This morning’s links revolve around Major League Baseball owners’ latest proposal to the players, a 60-game season with full, pro-rated pay after Rob Manfred and Tony Clark met in person on Tuesday in Phoenix.
Manfred in a statement Wednesday said, “We left that meeting with a jointly developed framework that we agreed could form the basis of an agreement and subject to conversations with our respective constituents.”
- Bill Shaikin at the Los Angeles Times reports that owners thought they had a deal with their 60-game offer. The players, not so much.
- Tim Brown at Yahoo Sports has some specific details of the latest owners’ offer.
- Joel Sherman at the New York Post reported that the owners’ offer included universal designated hitter in both 2020 and 2021, plus a $25 million postseason pool for the players.
- Alden Gonzalez, Buster Olney and Jesse Rogers at ESPN offered their thoughts on how close we are now to a deal for a 2020 MLB season.
- Jeff Fletcher at the Orange County Register wrote that the meeting between Manfred and Clark showed “there is renewed hope the sides can agree on a course for a 2020 season.”
- Ronald Blum at the Associated Press breaks down the owners’ proposal.
- Craig Edwards at FanGraphs takes a closer look at the MLB owners’ offer of a 60-game season at pro-rated pay.
- Andy McCullough at The Athletic understands the “when and where” part of MLB returning. But he wonders how, during the coronavirus pandemic, MLB will pull this off.

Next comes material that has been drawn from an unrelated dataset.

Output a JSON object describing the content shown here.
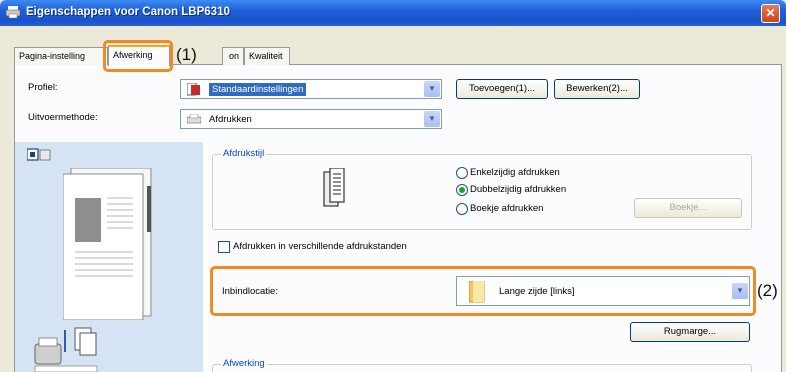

- From earlier Wednesday, Joe Posnanski at The Athletic wrote, “The owners are being asked in these extraordinary times to spend money so that there might be baseball. After the billions and billions and billions of dollars that fans and citizens have given them over the years — and the promise of so much more in the years ahead — it seems like such a small price to pay.”